You would think this is the end of that very awful story. But it’s actually just the beginning. For this woman was found by one who cared – she was met in such a way that gave her courage to return to this home … !! (for that home was her only hope of survival for her and her soon-to-be born son) What made the difference?

An encounter with the God who sees. He gave her yet-unborn son a name – “the God who hears” – and she, in turn, gave her God a name – “you are the God who sees.” She was heard; she felt seen. And her story was recorded to give exponential hope for untold women and moms and destitute and abandoned who wonder if there is a God who hears and a God who sees. Her name? Hagar. Her son’s name? Ishmael. The boss and boss’ wife? Abraham and Sarah. Genesis 16:13 records it here –

“So she called the name of the Lord who spoke to her, ‘You are a God of seeing,’ for she said, ‘Truly here I have seen him who looks after me.’ “

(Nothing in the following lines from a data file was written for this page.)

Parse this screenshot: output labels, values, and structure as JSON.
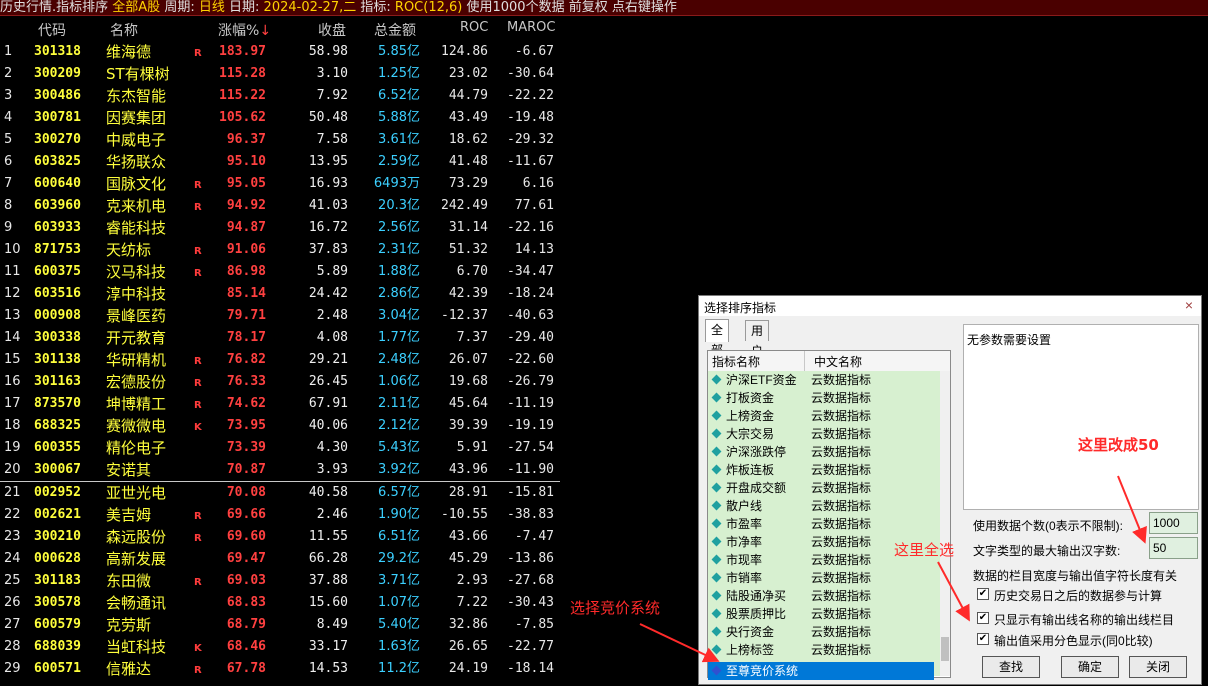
{
  "topbar": {
    "title": "历史行情.指标排序",
    "market": "全部A股",
    "period_label": "周期:",
    "period": "日线",
    "date_label": "日期:",
    "date": "2024-02-27,二",
    "indicator_label": "指标:",
    "indicator": "ROC(12,6)",
    "note": "使用1000个数据 前复权 点右键操作"
  },
  "table": {
    "headers": {
      "code": "代码",
      "name": "名称",
      "pct": "涨幅%",
      "sort_icon": "↓",
      "close": "收盘",
      "amount": "总金额",
      "roc": "ROC",
      "maroc": "MAROC"
    },
    "rows": [
      {
        "idx": "1",
        "code": "301318",
        "name": "维海德",
        "flag": "R",
        "pct": "183.97",
        "close": "58.98",
        "amount": "5.85亿",
        "roc": "124.86",
        "maroc": "-6.67"
      },
      {
        "idx": "2",
        "code": "300209",
        "name": "ST有棵树",
        "flag": "",
        "pct": "115.28",
        "close": "3.10",
        "amount": "1.25亿",
        "roc": "23.02",
        "maroc": "-30.64"
      },
      {
        "idx": "3",
        "code": "300486",
        "name": "东杰智能",
        "flag": "",
        "pct": "115.22",
        "close": "7.92",
        "amount": "6.52亿",
        "roc": "44.79",
        "maroc": "-22.22"
      },
      {
        "idx": "4",
        "code": "300781",
        "name": "因赛集团",
        "flag": "",
        "pct": "105.62",
        "close": "50.48",
        "amount": "5.88亿",
        "roc": "43.49",
        "maroc": "-19.48"
      },
      {
        "idx": "5",
        "code": "300270",
        "name": "中威电子",
        "flag": "",
        "pct": "96.37",
        "close": "7.58",
        "amount": "3.61亿",
        "roc": "18.62",
        "maroc": "-29.32"
      },
      {
        "idx": "6",
        "code": "603825",
        "name": "华扬联众",
        "flag": "",
        "pct": "95.10",
        "close": "13.95",
        "amount": "2.59亿",
        "roc": "41.48",
        "maroc": "-11.67"
      },
      {
        "idx": "7",
        "code": "600640",
        "name": "国脉文化",
        "flag": "R",
        "pct": "95.05",
        "close": "16.93",
        "amount": "6493万",
        "roc": "73.29",
        "maroc": "6.16"
      },
      {
        "idx": "8",
        "code": "603960",
        "name": "克来机电",
        "flag": "R",
        "pct": "94.92",
        "close": "41.03",
        "amount": "20.3亿",
        "roc": "242.49",
        "maroc": "77.61"
      },
      {
        "idx": "9",
        "code": "603933",
        "name": "睿能科技",
        "flag": "",
        "pct": "94.87",
        "close": "16.72",
        "amount": "2.56亿",
        "roc": "31.14",
        "maroc": "-22.16"
      },
      {
        "idx": "10",
        "code": "871753",
        "name": "天纺标",
        "flag": "R",
        "pct": "91.06",
        "close": "37.83",
        "amount": "2.31亿",
        "roc": "51.32",
        "maroc": "14.13"
      },
      {
        "idx": "11",
        "code": "600375",
        "name": "汉马科技",
        "flag": "R",
        "pct": "86.98",
        "close": "5.89",
        "amount": "1.88亿",
        "roc": "6.70",
        "maroc": "-34.47"
      },
      {
        "idx": "12",
        "code": "603516",
        "name": "淳中科技",
        "flag": "",
        "pct": "85.14",
        "close": "24.42",
        "amount": "2.86亿",
        "roc": "42.39",
        "maroc": "-18.24"
      },
      {
        "idx": "13",
        "code": "000908",
        "name": "景峰医药",
        "flag": "",
        "pct": "79.71",
        "close": "2.48",
        "amount": "3.04亿",
        "roc": "-12.37",
        "maroc": "-40.63"
      },
      {
        "idx": "14",
        "code": "300338",
        "name": "开元教育",
        "flag": "",
        "pct": "78.17",
        "close": "4.08",
        "amount": "1.77亿",
        "roc": "7.37",
        "maroc": "-29.40"
      },
      {
        "idx": "15",
        "code": "301138",
        "name": "华研精机",
        "flag": "R",
        "pct": "76.82",
        "close": "29.21",
        "amount": "2.48亿",
        "roc": "26.07",
        "maroc": "-22.60"
      },
      {
        "idx": "16",
        "code": "301163",
        "name": "宏德股份",
        "flag": "R",
        "pct": "76.33",
        "close": "26.45",
        "amount": "1.06亿",
        "roc": "19.68",
        "maroc": "-26.79"
      },
      {
        "idx": "17",
        "code": "873570",
        "name": "坤博精工",
        "flag": "R",
        "pct": "74.62",
        "close": "67.91",
        "amount": "2.11亿",
        "roc": "45.64",
        "maroc": "-11.19"
      },
      {
        "idx": "18",
        "code": "688325",
        "name": "赛微微电",
        "flag": "K",
        "pct": "73.95",
        "close": "40.06",
        "amount": "2.12亿",
        "roc": "39.39",
        "maroc": "-19.19"
      },
      {
        "idx": "19",
        "code": "600355",
        "name": "精伦电子",
        "flag": "",
        "pct": "73.39",
        "close": "4.30",
        "amount": "5.43亿",
        "roc": "5.91",
        "maroc": "-27.54"
      },
      {
        "idx": "20",
        "code": "300067",
        "name": "安诺其",
        "flag": "",
        "pct": "70.87",
        "close": "3.93",
        "amount": "3.92亿",
        "roc": "43.96",
        "maroc": "-11.90"
      },
      {
        "idx": "21",
        "code": "002952",
        "name": "亚世光电",
        "flag": "",
        "pct": "70.08",
        "close": "40.58",
        "amount": "6.57亿",
        "roc": "28.91",
        "maroc": "-15.81"
      },
      {
        "idx": "22",
        "code": "002621",
        "name": "美吉姆",
        "flag": "R",
        "pct": "69.66",
        "close": "2.46",
        "amount": "1.90亿",
        "roc": "-10.55",
        "maroc": "-38.83"
      },
      {
        "idx": "23",
        "code": "300210",
        "name": "森远股份",
        "flag": "R",
        "pct": "69.60",
        "close": "11.55",
        "amount": "6.51亿",
        "roc": "43.66",
        "maroc": "-7.47"
      },
      {
        "idx": "24",
        "code": "000628",
        "name": "高新发展",
        "flag": "",
        "pct": "69.47",
        "close": "66.28",
        "amount": "29.2亿",
        "roc": "45.29",
        "maroc": "-13.86"
      },
      {
        "idx": "25",
        "code": "301183",
        "name": "东田微",
        "flag": "R",
        "pct": "69.03",
        "close": "37.88",
        "amount": "3.71亿",
        "roc": "2.93",
        "maroc": "-27.68"
      },
      {
        "idx": "26",
        "code": "300578",
        "name": "会畅通讯",
        "flag": "",
        "pct": "68.83",
        "close": "15.60",
        "amount": "1.07亿",
        "roc": "7.22",
        "maroc": "-30.43"
      },
      {
        "idx": "27",
        "code": "600579",
        "name": "克劳斯",
        "flag": "",
        "pct": "68.79",
        "close": "8.49",
        "amount": "5.40亿",
        "roc": "32.86",
        "maroc": "-7.85"
      },
      {
        "idx": "28",
        "code": "688039",
        "name": "当虹科技",
        "flag": "K",
        "pct": "68.46",
        "close": "33.17",
        "amount": "1.63亿",
        "roc": "26.65",
        "maroc": "-22.77"
      },
      {
        "idx": "29",
        "code": "600571",
        "name": "信雅达",
        "flag": "R",
        "pct": "67.78",
        "close": "14.53",
        "amount": "11.2亿",
        "roc": "24.19",
        "maroc": "-18.14"
      }
    ]
  },
  "dialog": {
    "title": "选择排序指标",
    "tabs": [
      "全部",
      "用户"
    ],
    "list_headers": {
      "name": "指标名称",
      "cn_name": "中文名称"
    },
    "items": [
      {
        "name": "沪深ETF资金",
        "cn": "云数据指标"
      },
      {
        "name": "打板资金",
        "cn": "云数据指标"
      },
      {
        "name": "上榜资金",
        "cn": "云数据指标"
      },
      {
        "name": "大宗交易",
        "cn": "云数据指标"
      },
      {
        "name": "沪深涨跌停",
        "cn": "云数据指标"
      },
      {
        "name": "炸板连板",
        "cn": "云数据指标"
      },
      {
        "name": "开盘成交额",
        "cn": "云数据指标"
      },
      {
        "name": "散户线",
        "cn": "云数据指标"
      },
      {
        "name": "市盈率",
        "cn": "云数据指标"
      },
      {
        "name": "市净率",
        "cn": "云数据指标"
      },
      {
        "name": "市现率",
        "cn": "云数据指标"
      },
      {
        "name": "市销率",
        "cn": "云数据指标"
      },
      {
        "name": "陆股通净买",
        "cn": "云数据指标"
      },
      {
        "name": "股票质押比",
        "cn": "云数据指标"
      },
      {
        "name": "央行资金",
        "cn": "云数据指标"
      },
      {
        "name": "上榜标签",
        "cn": "云数据指标"
      }
    ],
    "selected_item": "至尊竞价系统",
    "param_text": "无参数需要设置",
    "data_count_label": "使用数据个数(0表示不限制):",
    "data_count_value": "1000",
    "max_chars_label": "文字类型的最大输出汉字数:",
    "max_chars_value": "50",
    "width_note": "数据的栏目宽度与输出值字符长度有关",
    "checkboxes": [
      {
        "label": "历史交易日之后的数据参与计算",
        "checked": "✔"
      },
      {
        "label": "只显示有输出线名称的输出线栏目",
        "checked": "✔"
      },
      {
        "label": "输出值采用分色显示(同0比较)",
        "checked": "✔"
      }
    ],
    "buttons": {
      "find": "查找",
      "ok": "确定",
      "close": "关闭"
    },
    "close_glyph": "×"
  },
  "annotations": {
    "change_to_50": "这里改成50",
    "select_all": "这里全选",
    "choose_system": "选择竞价系统"
  },
  "colors": {
    "code": "#ffff3c",
    "pct": "#ff4040",
    "amount": "#3cd0ff",
    "annotation": "#ff2a2a",
    "list_bg": "#d7f0d0",
    "selected": "#0078d7"
  }
}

mother's dayAs we approach Mother’s Day tomorrow, I want to remind you and me and all of us moms that it’s not about how much recognition we get. You have already been seen; your invisible and secret and overlooked work is validated by the God who sees. He sees the invisible and untold sacrifice of sleep, sanity, bathroom breaks to yourself, time alone, friendships, meaningful conversation, money to spend on what you want v. what your kids need, dreams, career, mental capacity. He sees all that you may not even be able to name, and HE looks after you. He commends you. He meets you in the don’t-have-enough-they’ve-taken-it-all moments when you really want to lay down and bury your head in your pillow and disappear from the whines and demands and incessant asking, asking, asking, and never-having-enough’ing. He saw you when instead of disappearing and locking yourself in your room, you gave a hug; invited your child into your lap for a snuggle; fed the crying baby (again) at 3:42am; warmed up the mac & cheese for dinner; poured the Cheerios into the bowl; swept up the mess made by the Cheerios spilling out of the bowl; cleaned the markers from the wall; folded laundry for the only quiet 30 minutes of your day; mopped up the potty-training accident for the 12th time; put the fighting siblings in time-out for the 22nd time; woke up before you wanted to; went to bed hours after your strength gave out.

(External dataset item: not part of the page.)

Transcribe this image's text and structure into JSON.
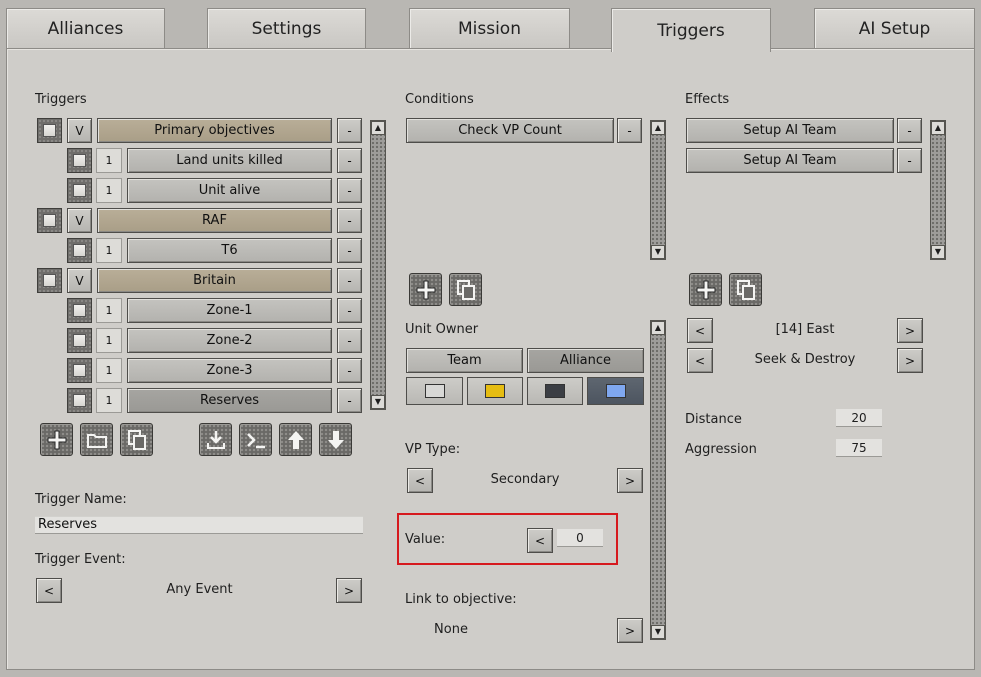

He saw you show up instead of run away. He saw you enter in to the emotional distress of your adolescent daughter as she felt hurt and left out and alone. He sees you when you don’t let your teenage son run away – and you pursue him with hard questions and consequences and he screams at you in anger for messing with his life (while inside he knows you love him). He saw you carry the load alone of parenting when your husband walked out the door with another woman. He sees you in the months of single parenting you endure because your husband serves our country in military service that requires foreign deployments when you can’t regularly communicate with him about the ups and the downs of your days without him. He saw you when you wept in losing your weeks-old child to miscarriage. He sees you who are secret moms – moms who lost a pregnancy, or gave up a child to adoption, and no one else knows.

There is one who knows. Who sees. Who celebrates you, not just on Mother’s Day, but every day. He rejoices over you, and He will give you strength for the journey ahead. Ask him? Call out to him – be found by him, as Hagar was. And, yes, be celebrated this Mother’s Day … I do hope for you and me that we receive heartfelt cards and sweet handmade gifts that will be small reminders and reflections of the God who sees. But let’s not put our only hope there. There is a bigger hope to be had, and a grander validation and commendation in which to rest. You are seen by the God of seeing. Rest, rejoice, be comforted, find strength there, fellow mom!